- EXERCISE BRIEF:
In the entries that follow, find each line with the word "Coluna" and copy it.

===

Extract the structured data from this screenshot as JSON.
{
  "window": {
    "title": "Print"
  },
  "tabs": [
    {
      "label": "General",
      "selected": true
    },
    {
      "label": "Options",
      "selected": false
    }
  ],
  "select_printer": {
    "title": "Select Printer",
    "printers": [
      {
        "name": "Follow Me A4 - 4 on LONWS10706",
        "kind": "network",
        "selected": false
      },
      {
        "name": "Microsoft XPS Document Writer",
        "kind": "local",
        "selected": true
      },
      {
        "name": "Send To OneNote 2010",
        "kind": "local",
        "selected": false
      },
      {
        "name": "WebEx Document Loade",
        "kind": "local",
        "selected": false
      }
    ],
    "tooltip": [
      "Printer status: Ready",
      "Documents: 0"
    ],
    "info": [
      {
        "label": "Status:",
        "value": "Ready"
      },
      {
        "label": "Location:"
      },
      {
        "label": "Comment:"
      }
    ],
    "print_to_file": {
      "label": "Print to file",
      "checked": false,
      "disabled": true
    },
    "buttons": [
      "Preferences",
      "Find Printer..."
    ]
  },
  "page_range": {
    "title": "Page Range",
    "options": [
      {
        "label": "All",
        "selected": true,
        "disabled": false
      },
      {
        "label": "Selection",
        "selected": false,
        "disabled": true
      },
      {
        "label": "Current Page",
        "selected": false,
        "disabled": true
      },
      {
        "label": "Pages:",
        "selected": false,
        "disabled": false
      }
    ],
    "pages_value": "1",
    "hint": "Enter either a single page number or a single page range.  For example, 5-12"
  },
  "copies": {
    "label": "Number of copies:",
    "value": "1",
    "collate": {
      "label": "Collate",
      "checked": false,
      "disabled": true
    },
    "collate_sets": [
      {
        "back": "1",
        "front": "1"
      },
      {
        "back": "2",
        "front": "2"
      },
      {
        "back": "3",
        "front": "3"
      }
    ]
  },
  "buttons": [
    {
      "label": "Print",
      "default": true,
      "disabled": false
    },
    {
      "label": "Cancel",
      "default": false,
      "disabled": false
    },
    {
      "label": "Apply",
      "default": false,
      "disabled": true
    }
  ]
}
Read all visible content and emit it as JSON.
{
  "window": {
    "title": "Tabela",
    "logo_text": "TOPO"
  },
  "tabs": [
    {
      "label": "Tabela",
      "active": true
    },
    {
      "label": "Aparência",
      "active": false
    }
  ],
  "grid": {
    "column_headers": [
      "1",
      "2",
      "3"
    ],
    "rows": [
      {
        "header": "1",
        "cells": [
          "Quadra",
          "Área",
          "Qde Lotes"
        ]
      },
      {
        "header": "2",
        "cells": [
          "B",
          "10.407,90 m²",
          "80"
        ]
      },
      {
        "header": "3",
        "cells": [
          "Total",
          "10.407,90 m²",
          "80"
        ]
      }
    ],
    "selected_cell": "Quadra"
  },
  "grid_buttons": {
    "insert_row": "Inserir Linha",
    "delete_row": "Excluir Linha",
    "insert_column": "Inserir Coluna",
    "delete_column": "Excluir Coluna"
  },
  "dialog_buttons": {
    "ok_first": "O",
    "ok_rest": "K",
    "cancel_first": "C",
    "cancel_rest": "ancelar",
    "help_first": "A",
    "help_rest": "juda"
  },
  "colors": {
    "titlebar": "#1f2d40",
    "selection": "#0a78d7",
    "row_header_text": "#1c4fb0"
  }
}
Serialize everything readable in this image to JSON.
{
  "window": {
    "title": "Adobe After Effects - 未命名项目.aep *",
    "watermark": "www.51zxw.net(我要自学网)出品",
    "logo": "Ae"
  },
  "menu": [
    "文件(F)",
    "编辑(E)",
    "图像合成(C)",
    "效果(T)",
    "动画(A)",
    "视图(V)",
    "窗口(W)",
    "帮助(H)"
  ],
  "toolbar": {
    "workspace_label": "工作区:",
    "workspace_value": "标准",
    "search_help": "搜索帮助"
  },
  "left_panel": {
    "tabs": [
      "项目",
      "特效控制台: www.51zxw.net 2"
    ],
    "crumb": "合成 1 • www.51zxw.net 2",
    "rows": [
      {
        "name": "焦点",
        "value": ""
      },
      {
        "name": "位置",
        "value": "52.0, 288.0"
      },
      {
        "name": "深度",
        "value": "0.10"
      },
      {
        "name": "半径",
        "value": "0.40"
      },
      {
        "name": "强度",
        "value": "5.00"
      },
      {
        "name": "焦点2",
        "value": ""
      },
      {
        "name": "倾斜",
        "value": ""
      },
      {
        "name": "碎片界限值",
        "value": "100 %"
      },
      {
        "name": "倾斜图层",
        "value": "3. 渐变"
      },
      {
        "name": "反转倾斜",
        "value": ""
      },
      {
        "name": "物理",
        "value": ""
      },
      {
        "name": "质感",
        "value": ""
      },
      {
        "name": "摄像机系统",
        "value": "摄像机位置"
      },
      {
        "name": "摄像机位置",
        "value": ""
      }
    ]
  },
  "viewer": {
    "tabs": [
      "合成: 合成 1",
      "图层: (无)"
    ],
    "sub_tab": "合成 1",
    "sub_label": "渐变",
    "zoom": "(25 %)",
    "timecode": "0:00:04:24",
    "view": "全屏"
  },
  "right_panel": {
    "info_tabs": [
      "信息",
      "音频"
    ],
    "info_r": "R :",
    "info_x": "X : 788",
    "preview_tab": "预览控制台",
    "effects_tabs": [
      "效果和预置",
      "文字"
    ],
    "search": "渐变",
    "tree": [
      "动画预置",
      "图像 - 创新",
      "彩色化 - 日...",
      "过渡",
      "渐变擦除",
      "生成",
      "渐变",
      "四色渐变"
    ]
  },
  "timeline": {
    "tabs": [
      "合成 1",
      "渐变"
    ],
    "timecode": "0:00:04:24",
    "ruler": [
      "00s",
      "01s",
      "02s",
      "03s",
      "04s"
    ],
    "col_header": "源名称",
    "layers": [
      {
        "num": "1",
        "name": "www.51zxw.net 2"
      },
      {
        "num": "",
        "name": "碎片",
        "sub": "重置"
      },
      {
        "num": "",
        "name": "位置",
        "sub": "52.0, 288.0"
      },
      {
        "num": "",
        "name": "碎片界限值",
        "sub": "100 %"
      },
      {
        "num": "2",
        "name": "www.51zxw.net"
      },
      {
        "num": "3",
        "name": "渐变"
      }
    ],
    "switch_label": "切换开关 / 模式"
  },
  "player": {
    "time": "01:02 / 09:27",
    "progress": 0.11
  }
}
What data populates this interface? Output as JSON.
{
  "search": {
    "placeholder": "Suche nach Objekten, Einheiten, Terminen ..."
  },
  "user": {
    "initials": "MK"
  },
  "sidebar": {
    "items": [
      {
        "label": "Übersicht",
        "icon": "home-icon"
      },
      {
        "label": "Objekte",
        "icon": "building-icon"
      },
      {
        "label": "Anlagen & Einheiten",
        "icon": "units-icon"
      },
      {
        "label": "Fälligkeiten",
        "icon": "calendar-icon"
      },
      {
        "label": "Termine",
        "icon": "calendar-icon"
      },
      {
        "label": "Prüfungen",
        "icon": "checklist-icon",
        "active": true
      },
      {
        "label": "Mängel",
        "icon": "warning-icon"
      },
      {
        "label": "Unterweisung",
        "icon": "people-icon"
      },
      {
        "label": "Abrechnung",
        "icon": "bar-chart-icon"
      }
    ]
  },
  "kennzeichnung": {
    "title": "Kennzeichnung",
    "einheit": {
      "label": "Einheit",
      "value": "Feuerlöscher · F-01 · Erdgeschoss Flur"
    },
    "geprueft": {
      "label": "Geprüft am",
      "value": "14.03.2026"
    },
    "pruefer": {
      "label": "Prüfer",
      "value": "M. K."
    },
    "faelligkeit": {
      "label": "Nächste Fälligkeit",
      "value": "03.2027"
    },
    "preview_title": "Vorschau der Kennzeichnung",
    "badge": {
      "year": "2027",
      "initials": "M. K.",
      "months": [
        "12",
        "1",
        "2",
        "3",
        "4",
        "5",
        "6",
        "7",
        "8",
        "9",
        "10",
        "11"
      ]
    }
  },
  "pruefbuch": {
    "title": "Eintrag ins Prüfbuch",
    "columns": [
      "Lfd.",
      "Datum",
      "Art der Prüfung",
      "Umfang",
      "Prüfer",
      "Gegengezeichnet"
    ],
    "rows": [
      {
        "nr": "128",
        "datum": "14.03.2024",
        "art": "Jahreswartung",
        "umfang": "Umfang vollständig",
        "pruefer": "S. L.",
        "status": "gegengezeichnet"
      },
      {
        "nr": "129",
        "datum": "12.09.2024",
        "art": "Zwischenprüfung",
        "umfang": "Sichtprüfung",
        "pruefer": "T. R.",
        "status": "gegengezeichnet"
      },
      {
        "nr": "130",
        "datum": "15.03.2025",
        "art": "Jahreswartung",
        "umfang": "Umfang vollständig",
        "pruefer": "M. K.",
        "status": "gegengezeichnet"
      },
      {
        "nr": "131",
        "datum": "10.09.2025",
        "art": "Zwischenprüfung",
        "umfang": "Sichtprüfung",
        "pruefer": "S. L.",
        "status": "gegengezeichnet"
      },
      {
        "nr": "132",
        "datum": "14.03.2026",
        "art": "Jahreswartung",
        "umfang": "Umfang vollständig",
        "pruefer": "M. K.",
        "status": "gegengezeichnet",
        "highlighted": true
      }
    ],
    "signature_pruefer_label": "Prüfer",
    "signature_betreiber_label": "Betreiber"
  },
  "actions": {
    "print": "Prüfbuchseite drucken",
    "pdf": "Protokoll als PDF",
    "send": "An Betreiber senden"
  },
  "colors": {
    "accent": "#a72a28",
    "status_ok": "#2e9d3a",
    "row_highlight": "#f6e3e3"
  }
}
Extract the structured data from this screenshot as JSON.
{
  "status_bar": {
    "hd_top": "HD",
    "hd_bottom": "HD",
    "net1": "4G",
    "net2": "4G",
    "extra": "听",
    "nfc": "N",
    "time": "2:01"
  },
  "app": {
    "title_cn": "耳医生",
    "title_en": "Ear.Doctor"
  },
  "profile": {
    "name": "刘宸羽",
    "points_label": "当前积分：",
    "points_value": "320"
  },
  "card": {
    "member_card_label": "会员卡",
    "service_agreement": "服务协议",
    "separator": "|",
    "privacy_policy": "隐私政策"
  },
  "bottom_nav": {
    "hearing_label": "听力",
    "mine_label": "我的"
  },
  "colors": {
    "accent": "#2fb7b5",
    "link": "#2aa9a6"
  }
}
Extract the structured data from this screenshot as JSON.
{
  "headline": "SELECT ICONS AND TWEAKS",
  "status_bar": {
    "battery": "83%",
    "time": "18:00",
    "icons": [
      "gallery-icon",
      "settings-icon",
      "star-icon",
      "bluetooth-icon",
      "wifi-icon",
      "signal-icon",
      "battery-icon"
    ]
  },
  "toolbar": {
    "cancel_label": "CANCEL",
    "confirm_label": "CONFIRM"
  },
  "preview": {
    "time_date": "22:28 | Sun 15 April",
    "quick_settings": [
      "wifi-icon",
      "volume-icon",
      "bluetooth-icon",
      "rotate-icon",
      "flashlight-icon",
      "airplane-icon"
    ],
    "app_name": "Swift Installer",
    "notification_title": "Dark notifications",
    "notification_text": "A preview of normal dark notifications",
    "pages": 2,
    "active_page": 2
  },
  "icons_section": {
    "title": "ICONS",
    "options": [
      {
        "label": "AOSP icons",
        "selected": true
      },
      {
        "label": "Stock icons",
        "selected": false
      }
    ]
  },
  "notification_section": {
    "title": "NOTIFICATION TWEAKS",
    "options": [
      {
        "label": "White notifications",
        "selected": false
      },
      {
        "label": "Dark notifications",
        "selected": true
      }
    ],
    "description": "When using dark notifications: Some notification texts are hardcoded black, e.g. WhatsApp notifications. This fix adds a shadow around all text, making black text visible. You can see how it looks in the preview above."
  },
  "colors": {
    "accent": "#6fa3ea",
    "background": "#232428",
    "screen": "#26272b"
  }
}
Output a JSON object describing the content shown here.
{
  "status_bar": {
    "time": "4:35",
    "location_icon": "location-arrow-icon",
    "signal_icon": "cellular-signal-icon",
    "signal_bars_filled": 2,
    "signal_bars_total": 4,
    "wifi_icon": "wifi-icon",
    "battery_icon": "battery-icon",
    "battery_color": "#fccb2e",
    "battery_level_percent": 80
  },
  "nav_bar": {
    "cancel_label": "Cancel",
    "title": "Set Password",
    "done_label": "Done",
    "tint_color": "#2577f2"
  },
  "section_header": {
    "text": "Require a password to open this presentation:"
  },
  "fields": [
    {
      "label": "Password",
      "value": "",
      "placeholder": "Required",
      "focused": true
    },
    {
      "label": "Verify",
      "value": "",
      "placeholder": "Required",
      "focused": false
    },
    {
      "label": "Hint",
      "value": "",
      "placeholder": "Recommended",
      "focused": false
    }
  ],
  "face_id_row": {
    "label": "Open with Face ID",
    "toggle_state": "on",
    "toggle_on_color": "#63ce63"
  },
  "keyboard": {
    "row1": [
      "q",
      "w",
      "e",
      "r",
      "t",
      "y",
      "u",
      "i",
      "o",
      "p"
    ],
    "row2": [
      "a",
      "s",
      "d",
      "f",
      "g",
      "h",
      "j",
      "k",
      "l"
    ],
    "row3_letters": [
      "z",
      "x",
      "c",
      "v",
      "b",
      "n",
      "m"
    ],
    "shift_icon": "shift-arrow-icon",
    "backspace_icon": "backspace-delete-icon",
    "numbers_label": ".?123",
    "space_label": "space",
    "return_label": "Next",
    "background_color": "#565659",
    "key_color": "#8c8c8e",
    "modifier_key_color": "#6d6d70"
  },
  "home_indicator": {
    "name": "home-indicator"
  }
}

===

- YOUR RESPONSE:
    "insert_column": "Inserir Coluna",
    "delete_column": "Excluir Coluna"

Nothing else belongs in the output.